Pardon me while I climb up on my digital soapbox and start ranting for a moment.
That’s right, it’s that time of year again, when I take aim at the NBA 2K series and Charles Barkley in hopes they finally fix one of the more egregious exclusions in video-game history. For almost as long as the Phoenix Suns have missed the playoffs, I’ve been on a personal crusade to see the 1992-93 team appear in a version of the game.
The reason? It’s quite simple. The greatest team in franchise history, based on extensive research I did years ago while working for the team, has only ever appeared in one video game on one platform since their magical run. The game was NBA Showdown ‘94 - a game about as memorable as Alex Stivrins — Google him — and it was only in the Super Nintendo version.
That is a digital fate more becoming of the cocaine-fueled 1986-87 team or the Michael Beasley-led team from the oughts than it is a team who captured the Valley’s imagination and who was the talk of the NBA.
It’s not like including classic teams is out of the realm of what the NBA 2K franchise does. Heck, they’ve immortalized such memorable teams as the 2006-07 Memphis Grizzlies. Yeah, that’s right, a team that got swept in the first round. Not to mention the 1989-90 Cavaliers, the 1984-85 Bucks and other teams no one, especially people of video game-playing age, remember.
So how did we get here? How did we get to a world where our beloved Purple Gang from Phoenix can’t find a new digital life in a video game, despite reboots and remakes being all the rage? I mean hell, Murphy Brown is getting a remake, so why not a 62-win NBA Finals team who starred the NBA MVP.
The answer comes down to this: Barkley won’t allow his likeness to appear in the game. The reason? Money. But not in the way you think.
The Round Mound of Rebound doesn’t want the cash for himself, he wants it to go to the retired players.
“The reason I am not on 2K is because they would not give me money. They make a lot of money on that game,” Barkley told SI.com in 2016. “What I said to them was we as players have not done enough for the retired players association. We told the 2K people that our job is to take care of the older players. I don’t even want any money. I said, ‘Let’s come up with an amount of money for you to give to the retired players union.’ They said, ‘Well we get all the guys the same.’ And I said, ‘Well, we ain’t all the same.’ I told them they make a gazillon dollars on that game. They said, ‘Well we are not going to do that [give money].’ So I’m not giving them the right to use my license until they come up with a fair number. I’m not trying to be a pig or greedy. They should donate the money to the retired players. If they would give a million dollars a year to the retired players union, they can use my likeness.”

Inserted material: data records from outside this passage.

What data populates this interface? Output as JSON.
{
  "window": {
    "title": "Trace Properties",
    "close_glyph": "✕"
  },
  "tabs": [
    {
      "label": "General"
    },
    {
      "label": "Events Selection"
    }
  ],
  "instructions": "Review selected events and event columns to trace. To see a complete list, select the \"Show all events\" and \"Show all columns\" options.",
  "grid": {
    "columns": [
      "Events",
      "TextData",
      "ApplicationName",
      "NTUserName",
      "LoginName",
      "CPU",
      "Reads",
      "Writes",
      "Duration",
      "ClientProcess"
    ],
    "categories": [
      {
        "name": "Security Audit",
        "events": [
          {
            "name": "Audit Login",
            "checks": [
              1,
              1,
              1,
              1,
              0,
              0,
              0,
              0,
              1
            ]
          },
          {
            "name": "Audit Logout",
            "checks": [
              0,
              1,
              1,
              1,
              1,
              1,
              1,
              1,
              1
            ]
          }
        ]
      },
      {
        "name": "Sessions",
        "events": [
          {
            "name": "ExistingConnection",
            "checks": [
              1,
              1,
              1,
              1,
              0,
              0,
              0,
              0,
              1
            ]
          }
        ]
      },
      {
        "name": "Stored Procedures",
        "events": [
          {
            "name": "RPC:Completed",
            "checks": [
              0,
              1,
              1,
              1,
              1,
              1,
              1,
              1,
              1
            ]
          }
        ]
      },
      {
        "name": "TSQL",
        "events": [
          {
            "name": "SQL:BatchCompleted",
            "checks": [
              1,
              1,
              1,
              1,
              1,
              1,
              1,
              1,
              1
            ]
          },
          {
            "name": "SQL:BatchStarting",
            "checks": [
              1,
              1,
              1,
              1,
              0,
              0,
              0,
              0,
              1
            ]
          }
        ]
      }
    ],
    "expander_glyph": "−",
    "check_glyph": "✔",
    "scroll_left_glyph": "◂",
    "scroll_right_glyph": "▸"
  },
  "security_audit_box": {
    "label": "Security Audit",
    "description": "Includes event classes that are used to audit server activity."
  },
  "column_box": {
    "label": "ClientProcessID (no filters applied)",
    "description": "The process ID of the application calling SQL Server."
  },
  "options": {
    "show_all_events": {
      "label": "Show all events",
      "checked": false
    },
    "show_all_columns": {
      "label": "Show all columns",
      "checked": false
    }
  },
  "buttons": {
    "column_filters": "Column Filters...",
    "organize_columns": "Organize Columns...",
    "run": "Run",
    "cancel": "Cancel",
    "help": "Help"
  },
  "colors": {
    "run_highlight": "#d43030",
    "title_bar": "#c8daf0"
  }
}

It’s a noble gesture, and one I’m all for. While guys like Barkley, Jordan and other stars of the era are set for life, some of their lesser-known teammates don’t share the same luxury. What a leader and star like Barkley was tasked with during his playing days was leading his guys and helping them succeed. It’s great to see that it’s an old habit that hasn’t gone away.
Which brings us to NBA 2K. Why not just do what’s right and pay some amount to the Retired Players Union? It only seems fair, as they are using many retired players from rosters throughout history. Why not take whatever would have been offered to Barkley for his inclusion and pay it there?
This is the closest to an answer I could find.
“Some players don’t want to do it because they have no interest in the gaming space for a variety of philosophical reasons,” @Ronnie2K said to For The Win. “We would honestly want everybody that we could have in the game to the best of our abilities.”
So the reason for childhood dreams dying? That’s right — money and big business. While adult life is riddled with things like that, our video games, an escape, shouldn’t be. It’s time for NBA 2K and Barkley to come to an agreement. Give us our 1992-93 Suns. If not, I’ll see you here again next year for another installment.